EmTech India 2018: Future of payments lies in ‘ambient payments’, says PayPal’s Edwin Aoki
‘Today, when most people use Ola or Uber, they don’t really think about payments. It’s part of the overall experience. Our aim is to create more and more of these ambient experiences,’ PayPal’s Edwin Aoki said
Digital payments are quickly moving towards a scenario where the medium of transaction is ubiquitous and something that one doesn’t have to think about, said Edwin Aoki, chief architect, PayPal. “We call it ambient payments,” he said.
“Today, when most people use Ola or Uber, they don’t really think about payments. It’s part of the overall experience. Everything associated with payments happens in the background seamlessly. Our aim is to create more and more of these ambient experiences,” Aoki said while delivering a keynote address at EmTech India 2018 on Thursday.
Unlike the past where customers had to go in search of payment mechanisms like an ATM, in the future, payments will come to customers, he said.
“Think of a scenario where you are making a payment from your car, for a parking spot, for example. In such a scenario, the use of a 2 factor authentication would be inconvenient and perhaps even dangerous,” Aoki said.
“But if you think about it, your car knows quite a bit about you. It has access to your location data, the pressure on the seat, etc. The car can, to a fair degree of certainty, ascertain information about your identity. All these technologies are available today, although they are not necessarily being used for payments,” he added.
But with the proliferation of the use of such personal data, the issue of data security and data regulation will become extremely important, Aoki said.
A recent estimate made by the US government’s Council of Economic Advisers pointed out that cyberattacks cost the US economy alone between $50 and $100 billion a year.
“At PayPal, we use over a 1,000 data points in order to bring a one-tap experience for our customers.
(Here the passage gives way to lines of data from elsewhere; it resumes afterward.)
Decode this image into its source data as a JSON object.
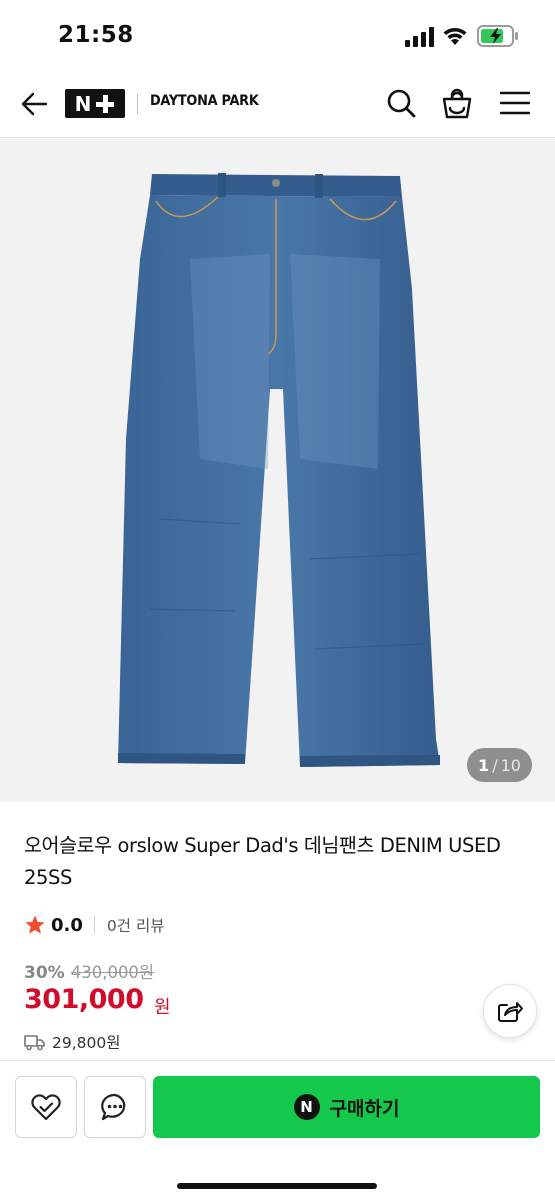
{
  "status_bar": {
    "time": "21:58"
  },
  "header": {
    "logo_n": "N",
    "brand": "DAYTONA PARK"
  },
  "gallery": {
    "current": "1",
    "separator": "/",
    "total": "10"
  },
  "product": {
    "title": "오어슬로우 orslow Super Dad's 데님팬츠 DENIM USED 25SS",
    "rating": "0.0",
    "review_count": "0건 리뷰",
    "discount_rate": "30%",
    "original_price": "430,000원",
    "sale_price": "301,000",
    "sale_unit": "원",
    "shipping_fee": "29,800원"
  },
  "actions": {
    "naver_n": "N",
    "buy_label": "구매하기"
  },
  "colors": {
    "sale_red": "#d20b2a",
    "buy_green": "#14c84b",
    "star_red": "#f04e31",
    "denim_blue": "#3d6a9c"
  }
}
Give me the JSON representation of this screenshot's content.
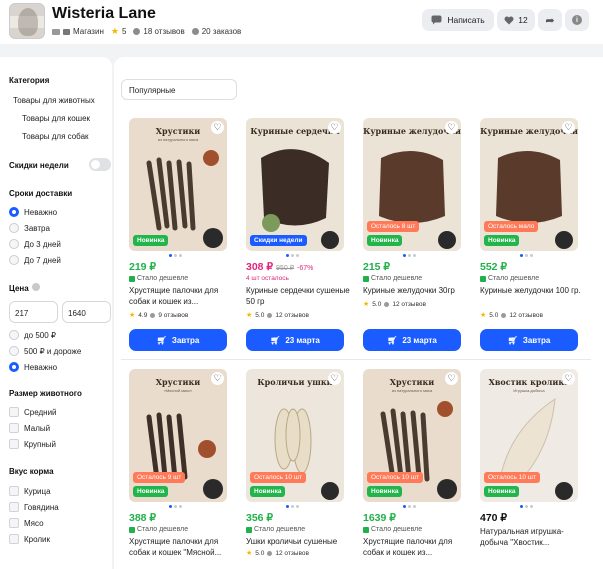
{
  "header": {
    "shop_name": "Wisteria Lane",
    "store_label": "Магазин",
    "rating": "5",
    "reviews": "18 отзывов",
    "orders": "20 заказов",
    "write_label": "Написать",
    "fav_count": "12"
  },
  "sidebar": {
    "category_title": "Категория",
    "cat_items": [
      "Товары для животных",
      "Товары для кошек",
      "Товары для собак"
    ],
    "week_discounts": "Скидки недели",
    "delivery_title": "Сроки доставки",
    "delivery_opts": [
      "Неважно",
      "Завтра",
      "До 3 дней",
      "До 7 дней"
    ],
    "price_title": "Цена",
    "price_from": "217",
    "price_to": "1640",
    "price_opts": [
      "до 500 ₽",
      "500 ₽ и дороже",
      "Неважно"
    ],
    "size_title": "Размер животного",
    "size_opts": [
      "Средний",
      "Малый",
      "Крупный"
    ],
    "taste_title": "Вкус корма",
    "taste_opts": [
      "Курица",
      "Говядина",
      "Мясо",
      "Кролик"
    ]
  },
  "sort": {
    "selected": "Популярные"
  },
  "colors": {
    "accent": "#1a5cff",
    "price_green": "#20b14a",
    "discount_pink": "#e0257b",
    "badge_new": "#22b54b",
    "badge_left": "#ff7a59"
  },
  "products": [
    {
      "img_title": "Хрустики",
      "img_sub": "из натурального мяса",
      "badge_left": "",
      "badge": "Новинка",
      "price": "219 ₽",
      "old_price": "",
      "discount": "",
      "note": "Стало дешевле",
      "name": "Хрустящие палочки для собак и кошек из...",
      "rating": "4.9",
      "reviews": "9 отзывов",
      "delivery": "Завтра"
    },
    {
      "img_title": "Куриные сердечки",
      "img_sub": "",
      "badge_left": "",
      "badge": "Скидки недели",
      "price": "308 ₽",
      "old_price": "950 ₽",
      "discount": "-67%",
      "note": "4 шт осталось",
      "name": "Куриные сердечки сушеные 50 гр",
      "rating": "5.0",
      "reviews": "12 отзывов",
      "delivery": "23 марта"
    },
    {
      "img_title": "Куриные желудочки",
      "img_sub": "",
      "badge_left": "Осталось 8 шт",
      "badge": "Новинка",
      "price": "215 ₽",
      "old_price": "",
      "discount": "",
      "note": "Стало дешевле",
      "name": "Куриные желудочки 30гр",
      "rating": "5.0",
      "reviews": "12 отзывов",
      "delivery": "23 марта"
    },
    {
      "img_title": "Куриные желудочки",
      "img_sub": "",
      "badge_left": "Осталось мало",
      "badge": "Новинка",
      "price": "552 ₽",
      "old_price": "",
      "discount": "",
      "note": "Стало дешевле",
      "name": "Куриные желудочки 100 гр.",
      "rating": "5.0",
      "reviews": "12 отзывов",
      "delivery": "Завтра"
    },
    {
      "img_title": "Хрустики",
      "img_sub": "«Мясной микс»",
      "badge_left": "Осталось 9 шт",
      "badge": "Новинка",
      "price": "388 ₽",
      "old_price": "",
      "discount": "",
      "note": "Стало дешевле",
      "name": "Хрустящие палочки для собак и кошек \"Мясной..."
    },
    {
      "img_title": "Кроличьи ушки",
      "img_sub": "",
      "badge_left": "Осталось 10 шт",
      "badge": "Новинка",
      "price": "356 ₽",
      "old_price": "",
      "discount": "",
      "note": "Стало дешевле",
      "name": "Ушки кроличьи сушеные",
      "rating": "5.0",
      "reviews": "12 отзывов"
    },
    {
      "img_title": "Хрустики",
      "img_sub": "из натурального мяса",
      "badge_left": "Осталось 10 шт",
      "badge": "Новинка",
      "price": "1639 ₽",
      "old_price": "",
      "discount": "",
      "note": "Стало дешевле",
      "name": "Хрустящие палочки для собак и кошек из..."
    },
    {
      "img_title": "Хвостик кролика",
      "img_sub": "Игрушка-добыча",
      "badge_left": "Осталось 10 шт",
      "badge": "Новинка",
      "price": "470 ₽",
      "old_price": "",
      "discount": "",
      "note": "",
      "name": "Натуральная игрушка-добыча \"Хвостик..."
    }
  ]
}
We also use data in our fraud and risk analysis. Additional investments that detect and deter cyberattacks are essential. We need to invest in self-healing infrastructure that limits the scope and impact of breaches when they do occur,” Aoki said.